Exercise: Wherever "icon" occurs in the entries, copy the line that holds it.

»»

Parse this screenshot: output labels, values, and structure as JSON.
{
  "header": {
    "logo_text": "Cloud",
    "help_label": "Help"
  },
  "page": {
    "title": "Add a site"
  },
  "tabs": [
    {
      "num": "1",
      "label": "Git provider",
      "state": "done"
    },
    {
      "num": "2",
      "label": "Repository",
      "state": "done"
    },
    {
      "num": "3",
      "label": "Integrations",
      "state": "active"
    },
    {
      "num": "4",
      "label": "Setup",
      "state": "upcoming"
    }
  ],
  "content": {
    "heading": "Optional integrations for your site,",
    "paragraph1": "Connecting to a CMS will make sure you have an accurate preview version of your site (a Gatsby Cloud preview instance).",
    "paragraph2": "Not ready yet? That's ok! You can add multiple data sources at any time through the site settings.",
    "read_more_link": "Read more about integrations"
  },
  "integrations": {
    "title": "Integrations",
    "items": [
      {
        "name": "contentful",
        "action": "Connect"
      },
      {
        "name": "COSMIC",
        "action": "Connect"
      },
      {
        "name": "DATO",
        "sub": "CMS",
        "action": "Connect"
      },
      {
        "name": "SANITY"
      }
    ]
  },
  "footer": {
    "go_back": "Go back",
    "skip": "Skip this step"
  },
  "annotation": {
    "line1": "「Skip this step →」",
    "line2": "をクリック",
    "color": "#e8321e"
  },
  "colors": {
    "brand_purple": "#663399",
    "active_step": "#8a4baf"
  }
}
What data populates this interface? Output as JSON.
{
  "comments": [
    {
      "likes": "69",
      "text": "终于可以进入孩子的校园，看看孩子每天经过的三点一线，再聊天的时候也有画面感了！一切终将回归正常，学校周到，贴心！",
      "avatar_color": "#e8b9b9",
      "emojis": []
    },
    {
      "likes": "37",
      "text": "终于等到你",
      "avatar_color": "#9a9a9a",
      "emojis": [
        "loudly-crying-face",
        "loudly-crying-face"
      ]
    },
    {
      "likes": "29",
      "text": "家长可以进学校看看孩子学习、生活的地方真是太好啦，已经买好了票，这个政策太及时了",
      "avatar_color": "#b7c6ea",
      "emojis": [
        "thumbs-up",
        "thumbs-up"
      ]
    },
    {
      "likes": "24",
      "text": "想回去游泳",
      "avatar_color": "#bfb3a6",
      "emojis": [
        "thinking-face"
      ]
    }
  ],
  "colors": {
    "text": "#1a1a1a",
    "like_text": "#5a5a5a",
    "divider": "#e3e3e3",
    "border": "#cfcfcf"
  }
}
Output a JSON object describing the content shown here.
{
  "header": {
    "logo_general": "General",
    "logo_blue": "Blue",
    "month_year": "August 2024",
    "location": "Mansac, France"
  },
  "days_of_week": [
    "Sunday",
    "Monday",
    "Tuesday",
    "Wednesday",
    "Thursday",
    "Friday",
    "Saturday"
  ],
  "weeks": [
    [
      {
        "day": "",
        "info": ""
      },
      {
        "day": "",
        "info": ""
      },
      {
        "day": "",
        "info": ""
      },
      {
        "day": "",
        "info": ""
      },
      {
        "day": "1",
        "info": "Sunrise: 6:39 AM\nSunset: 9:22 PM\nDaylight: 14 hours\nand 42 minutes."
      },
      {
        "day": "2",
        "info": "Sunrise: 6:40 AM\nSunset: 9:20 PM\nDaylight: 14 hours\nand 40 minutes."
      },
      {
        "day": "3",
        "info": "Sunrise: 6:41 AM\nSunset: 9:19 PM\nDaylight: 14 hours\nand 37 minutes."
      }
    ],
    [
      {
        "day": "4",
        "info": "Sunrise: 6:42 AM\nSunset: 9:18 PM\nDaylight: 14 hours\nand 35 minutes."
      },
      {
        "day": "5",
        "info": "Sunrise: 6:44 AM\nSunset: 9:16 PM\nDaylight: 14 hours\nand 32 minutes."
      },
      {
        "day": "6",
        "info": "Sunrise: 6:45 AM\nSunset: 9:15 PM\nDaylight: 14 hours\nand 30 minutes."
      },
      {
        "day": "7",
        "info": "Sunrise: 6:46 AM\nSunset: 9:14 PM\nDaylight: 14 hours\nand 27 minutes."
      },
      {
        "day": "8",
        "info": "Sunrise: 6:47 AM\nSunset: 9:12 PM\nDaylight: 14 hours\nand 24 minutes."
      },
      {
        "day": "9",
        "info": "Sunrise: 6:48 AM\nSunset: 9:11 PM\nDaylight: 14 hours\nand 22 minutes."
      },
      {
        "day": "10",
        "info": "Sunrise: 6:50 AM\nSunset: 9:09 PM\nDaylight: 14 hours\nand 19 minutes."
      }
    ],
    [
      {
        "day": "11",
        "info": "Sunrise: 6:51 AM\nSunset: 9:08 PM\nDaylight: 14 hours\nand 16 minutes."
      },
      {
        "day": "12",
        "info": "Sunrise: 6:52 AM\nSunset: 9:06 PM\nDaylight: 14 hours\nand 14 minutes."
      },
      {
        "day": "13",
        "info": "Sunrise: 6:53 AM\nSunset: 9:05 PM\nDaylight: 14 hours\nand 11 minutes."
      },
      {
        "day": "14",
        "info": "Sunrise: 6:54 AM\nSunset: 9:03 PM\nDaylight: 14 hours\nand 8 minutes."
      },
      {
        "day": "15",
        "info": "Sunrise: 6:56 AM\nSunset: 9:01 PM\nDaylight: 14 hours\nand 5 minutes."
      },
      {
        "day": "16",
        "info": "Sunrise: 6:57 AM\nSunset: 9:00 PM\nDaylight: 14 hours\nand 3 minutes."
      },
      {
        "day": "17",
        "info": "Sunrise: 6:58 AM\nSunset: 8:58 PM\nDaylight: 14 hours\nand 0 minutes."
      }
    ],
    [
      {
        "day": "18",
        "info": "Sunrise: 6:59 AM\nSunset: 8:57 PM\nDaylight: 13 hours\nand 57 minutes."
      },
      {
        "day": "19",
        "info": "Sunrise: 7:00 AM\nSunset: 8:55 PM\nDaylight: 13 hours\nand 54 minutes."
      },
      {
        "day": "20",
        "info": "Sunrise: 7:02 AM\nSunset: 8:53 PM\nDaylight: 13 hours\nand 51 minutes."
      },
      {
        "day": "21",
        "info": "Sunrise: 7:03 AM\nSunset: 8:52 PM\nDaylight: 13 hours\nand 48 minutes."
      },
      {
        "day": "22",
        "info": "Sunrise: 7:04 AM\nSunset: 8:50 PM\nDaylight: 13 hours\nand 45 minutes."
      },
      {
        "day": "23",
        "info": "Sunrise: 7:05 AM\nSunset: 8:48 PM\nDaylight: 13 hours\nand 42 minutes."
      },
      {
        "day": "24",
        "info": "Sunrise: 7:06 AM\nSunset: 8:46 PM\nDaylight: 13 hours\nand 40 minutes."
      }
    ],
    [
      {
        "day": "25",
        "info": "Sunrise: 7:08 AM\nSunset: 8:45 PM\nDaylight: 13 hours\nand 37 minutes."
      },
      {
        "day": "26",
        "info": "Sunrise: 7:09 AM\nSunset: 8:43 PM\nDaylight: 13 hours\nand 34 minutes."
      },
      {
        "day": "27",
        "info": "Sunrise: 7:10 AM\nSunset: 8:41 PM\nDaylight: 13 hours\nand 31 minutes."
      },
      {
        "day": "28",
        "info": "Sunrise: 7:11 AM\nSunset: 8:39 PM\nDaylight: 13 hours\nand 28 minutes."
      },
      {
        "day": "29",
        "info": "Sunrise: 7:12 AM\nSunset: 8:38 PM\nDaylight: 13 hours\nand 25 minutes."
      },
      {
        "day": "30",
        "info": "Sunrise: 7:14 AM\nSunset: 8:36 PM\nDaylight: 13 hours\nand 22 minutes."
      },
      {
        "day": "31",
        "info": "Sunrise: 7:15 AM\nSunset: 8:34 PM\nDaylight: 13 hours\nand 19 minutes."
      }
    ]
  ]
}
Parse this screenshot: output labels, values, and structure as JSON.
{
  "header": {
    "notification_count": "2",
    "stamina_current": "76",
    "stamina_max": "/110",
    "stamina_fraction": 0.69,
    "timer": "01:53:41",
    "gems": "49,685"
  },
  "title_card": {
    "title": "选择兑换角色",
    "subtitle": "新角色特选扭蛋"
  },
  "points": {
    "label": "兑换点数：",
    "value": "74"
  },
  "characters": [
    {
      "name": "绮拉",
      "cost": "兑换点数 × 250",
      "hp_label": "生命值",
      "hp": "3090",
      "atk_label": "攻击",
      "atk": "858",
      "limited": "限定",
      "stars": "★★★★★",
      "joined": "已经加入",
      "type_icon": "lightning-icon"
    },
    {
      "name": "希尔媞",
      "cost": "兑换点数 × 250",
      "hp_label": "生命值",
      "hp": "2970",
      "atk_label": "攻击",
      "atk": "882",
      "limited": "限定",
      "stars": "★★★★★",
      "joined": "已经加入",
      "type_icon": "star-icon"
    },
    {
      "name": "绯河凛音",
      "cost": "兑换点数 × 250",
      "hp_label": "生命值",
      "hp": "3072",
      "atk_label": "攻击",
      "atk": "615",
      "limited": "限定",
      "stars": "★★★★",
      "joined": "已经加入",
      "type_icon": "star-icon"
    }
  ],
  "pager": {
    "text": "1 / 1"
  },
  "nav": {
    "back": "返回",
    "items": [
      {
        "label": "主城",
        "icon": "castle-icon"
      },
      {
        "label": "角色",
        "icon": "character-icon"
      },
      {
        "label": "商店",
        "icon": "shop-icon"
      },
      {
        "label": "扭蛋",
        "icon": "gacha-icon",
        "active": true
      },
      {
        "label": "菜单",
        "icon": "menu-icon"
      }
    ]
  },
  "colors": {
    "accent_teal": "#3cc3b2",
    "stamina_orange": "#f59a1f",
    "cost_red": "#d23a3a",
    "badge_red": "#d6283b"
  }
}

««

Result:
      "type_icon": "lightning-icon"
      "type_icon": "star-icon"
      "type_icon": "star-icon"
        "icon": "castle-icon"
        "icon": "character-icon"
        "icon": "shop-icon"
        "icon": "gacha-icon",
        "icon": "menu-icon"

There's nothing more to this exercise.